We started off parking at Appleslade Bottom in Linwood (SU 18467 09231)
We walked the short distance towards Digden Bottom where we found the Botrychiums small and harder to find but in the same places as in previous years
Altogether we found 38 Botrychiums and 18 colonies of Ophioglossum azoricums
The Ophioglossums were also very small but the colonies seemed extensive and dificult to know how to count

After lunch at the Red Shoot pub we decamped towards Wilverley Plain Car Park (SU 25316 01095)
It had been a hot day but this afternoon was blistering
We walked towards Markway enclosure re-finding several large colonies of very small Ophioglossum azoricum
At Markway we refound both Botrychiums (18) and Ophioglossums (9)

All in all it seemed that the climate, having had a long cold and wet winter and then a short hot spring had not been favourable to the plants we were monitoring

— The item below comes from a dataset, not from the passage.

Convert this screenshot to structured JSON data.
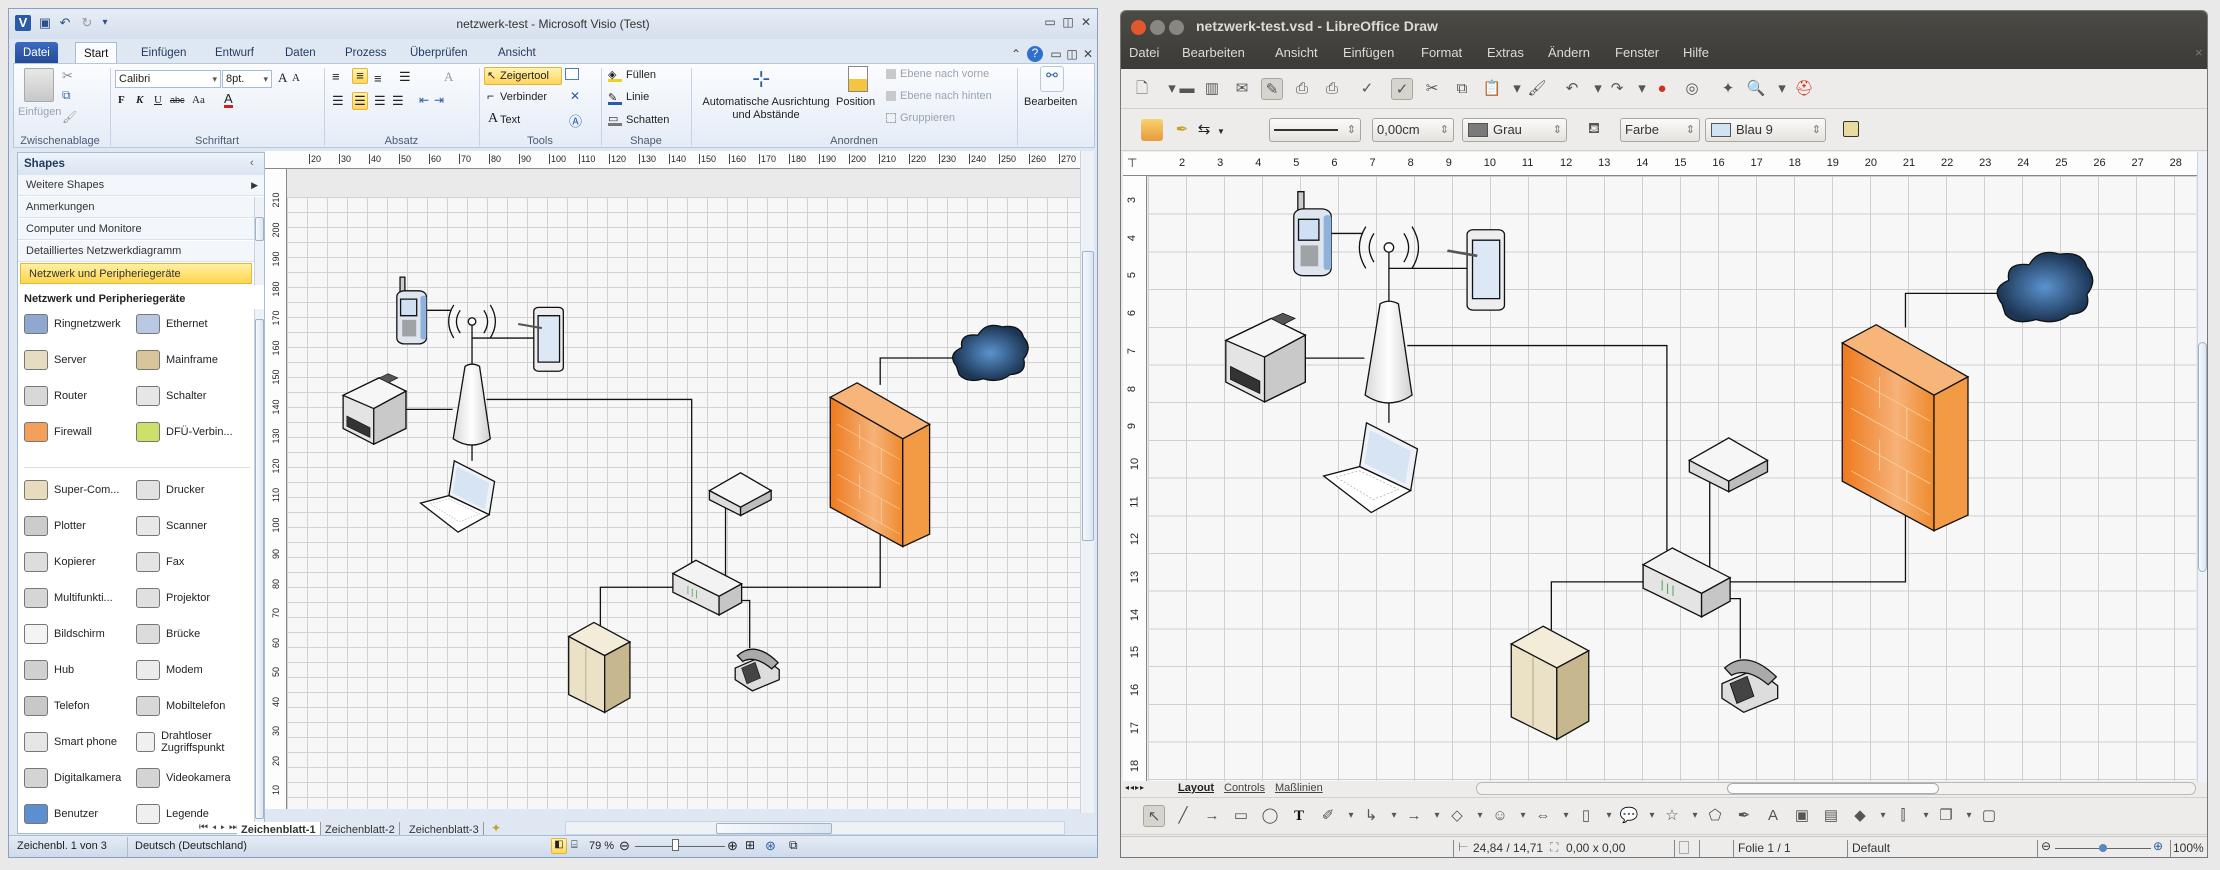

Previous posts on this subject can be found here

Cyrtomium fortunei sensu lato

This is what I originally wrote for this blog:

I found several plants of a Cyrtomium which I believe is C. caryotideum
There were as many as 10 plants , some small and one quite large
They were by the side of the public footpath on a bank together with Asplenium scolopendrium and Polystichum setiferum
This path is right on the Hampshire/Sussex border in Markwells Wood, near Finchdean

Then I asked Dr Fred Rumsey for his opinion and he thought it was Cyrtomium fortunei sensu lato (see comments)
It did not look like the Cyrtomium fortunei on my allotment but it does look quite a bit like Cyrtomium fortunei ‘Clivicola’

I am still quite pleased with myself as I think this is the first time I have found an “alien” fern in the countryside
We have had a relatively hard winter and this fern seemd to be doing better than the ferns in my garden